Note: We have received a high number of applications for these positions and will accordingly be closing the vacancies once interviews have concluded (on Wednesday, 4 July). Please apply as soon as possible if you wish to be considered in this recruitment round.
If you would like to be updated if further vacancies become available (there are likely to be a few positions opening in September) then please contact us and ask to be updated.
To apply for any of these roles, please contact us using the form provided. We’ll respond to you quickly from a real email address. (Sorry this is a bit long-winded – it stops us being deluged by spam.)
When we reply to you, we’ll ask you to send your CV and a covering letter briefly outlining what you would bring to the role. If you’re applying to work as an editor or staff writer, we’ll also ask for a writing sample of at least 500 words. You don’t need to write something especially for your application – just your latest essay will do.
Working for Shield
As a blog providing free, high-quality articles, Shield has no income. We are a student-run organisation staffed by volunteers. Why should I give up my time to work for Shield, I hear you ask? Why not watch this video and find out:
The experience will look great on your CV. Working for Shield can help you stand out from the crowd and evidence the transferable skills you have developed at university. For example, working as a writer or editor can demonstrate skills including being articulate, organised and analytical.
Shield staff will also benefit from attending a series of Insight Days with key employers. Organisations are keen to meet students who have demonstrated their interest in the defence and security industry. These events are a unique opportunity to find out what it’s really like to work for these employers, as well as to network.
We are searching for several staff writers who can commit to writing a minimum of three articles a year. We respect your academic commitments, which must always come first, and can be flexible about the times of year that you can produce work. (With that said, if you can only write during holiday periods – the most popular time to write articles – you’ll need to focus on topics that aren’t time-sensitive.)
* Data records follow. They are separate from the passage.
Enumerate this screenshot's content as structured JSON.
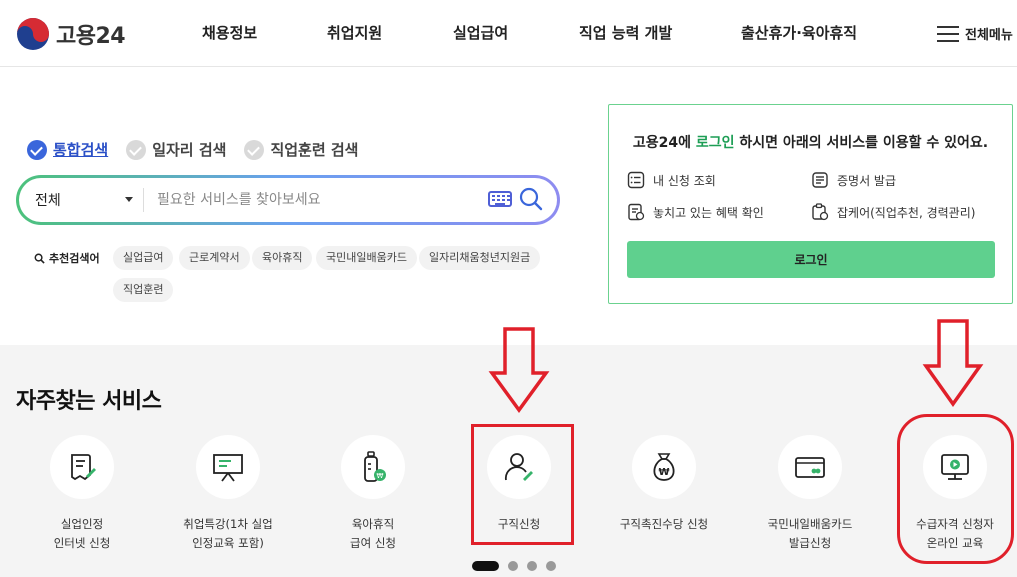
{
  "header": {
    "logo_text": "고용24",
    "nav": [
      {
        "label": "채용정보"
      },
      {
        "label": "취업지원"
      },
      {
        "label": "실업급여"
      },
      {
        "label": "직업 능력 개발"
      },
      {
        "label": "출산휴가·육아휴직"
      }
    ],
    "menu_all": "전체메뉴"
  },
  "search": {
    "tabs": [
      {
        "label": "통합검색",
        "active": true
      },
      {
        "label": "일자리 검색",
        "active": false
      },
      {
        "label": "직업훈련 검색",
        "active": false
      }
    ],
    "scope": "전체",
    "placeholder": "필요한 서비스를 찾아보세요",
    "recommend_label": "추천검색어",
    "keywords": [
      "실업급여",
      "근로계약서",
      "육아휴직",
      "국민내일배움카드",
      "일자리채움청년지원금",
      "직업훈련"
    ]
  },
  "login": {
    "msg_pre": "고용24에 ",
    "msg_hl": "로그인",
    "msg_post": " 하시면 아래의 서비스를 이용할 수 있어요.",
    "services": [
      {
        "label": "내 신청 조회",
        "icon": "checklist-icon"
      },
      {
        "label": "증명서 발급",
        "icon": "certificate-icon"
      },
      {
        "label": "놓치고 있는 혜택 확인",
        "icon": "benefit-icon"
      },
      {
        "label": "잡케어(직업추천, 경력관리)",
        "icon": "jobcare-icon"
      }
    ],
    "button": "로그인"
  },
  "services": {
    "title": "자주찾는 서비스",
    "items": [
      {
        "label": "실업인정\n인터넷 신청",
        "icon": "document-pen-icon"
      },
      {
        "label": "취업특강(1차 실업\n인정교육 포함)",
        "icon": "presentation-board-icon"
      },
      {
        "label": "육아휴직\n급여 신청",
        "icon": "baby-bottle-icon"
      },
      {
        "label": "구직신청",
        "icon": "person-pen-icon"
      },
      {
        "label": "구직촉진수당 신청",
        "icon": "money-bag-icon"
      },
      {
        "label": "국민내일배움카드\n발급신청",
        "icon": "card-icon"
      },
      {
        "label": "수급자격 신청자\n온라인 교육",
        "icon": "monitor-play-icon"
      }
    ]
  },
  "colors": {
    "accent_green": "#5fd08e",
    "accent_blue": "#3a66db",
    "annotation_red": "#e0202a"
  }
}
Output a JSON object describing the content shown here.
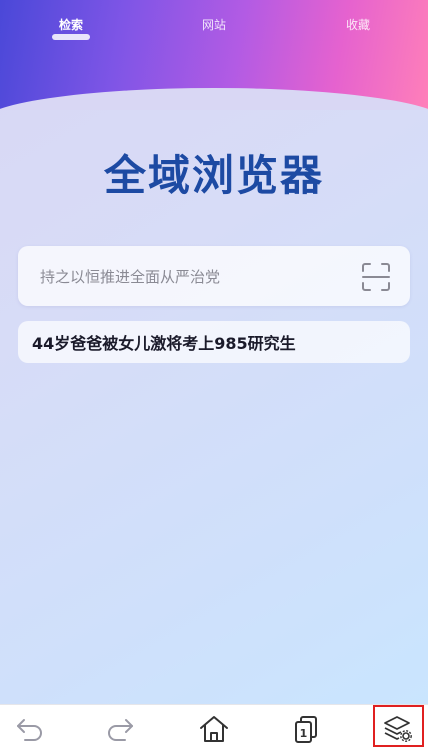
{
  "tabs": [
    {
      "label": "检索",
      "active": true
    },
    {
      "label": "网站",
      "active": false
    },
    {
      "label": "收藏",
      "active": false
    }
  ],
  "title": "全域浏览器",
  "search": {
    "placeholder": "持之以恒推进全面从严治党"
  },
  "hot_item": "44岁爸爸被女儿激将考上985研究生",
  "bottom_nav": {
    "tab_count": "1",
    "icons": [
      "back-icon",
      "forward-icon",
      "home-icon",
      "tabs-icon",
      "layers-settings-icon"
    ]
  },
  "colors": {
    "title": "#1d4aa3",
    "highlight": "#e02020"
  }
}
Articles should be relatively short (up to 1,000 words) and must focus on topics related to defence or security, broadly defined. Be prepared to present a clear argument in your articles. You will need to work closely with our editors to get your article to a publishable standard. This may take several rounds of editing, particularly to start with (before you get used to the standards required). The ability to analyse information and put together an argument is essential, as is a good level of written English. Patience and determination would also be an asset to you in this role.
You will be joining a small team of editors. We respect your academic commitments, which must always come first, and will be flexible if you are particularly busy during certain parts of term. We allocate work out between editors in order to keep the workload fair. Depending on how many editors join the team, you can expect to edit one or two articles per term (three to six articles per year).
Previous editing experience is preferred but is not essential, provided that you are able to comment on the structure, argument, and content of articles. Excellent written English is required, and you must be able to stick to deadlines. Attention to detail and being able to comment clearly and diplomatically on written work are key skills.
The Shield website is currently a WordPress.com site. This ensures simplicity of editing and functionality, but there are some design aspects of the website that are not as editable as they could be.
You would be working directly with the Shield founder to develop and improve certain aspects of the website, as well as maintaining it on an ongoing basis. Major overhauls could be confined to out-of-term periods, but you need to be available ASAP in the event of the website going down.
At least some prior experience in developing a website is essential. The ability to communicate technical concepts to a non-technical audience would be helpful. It would be an advantage if you have an understanding of SEO.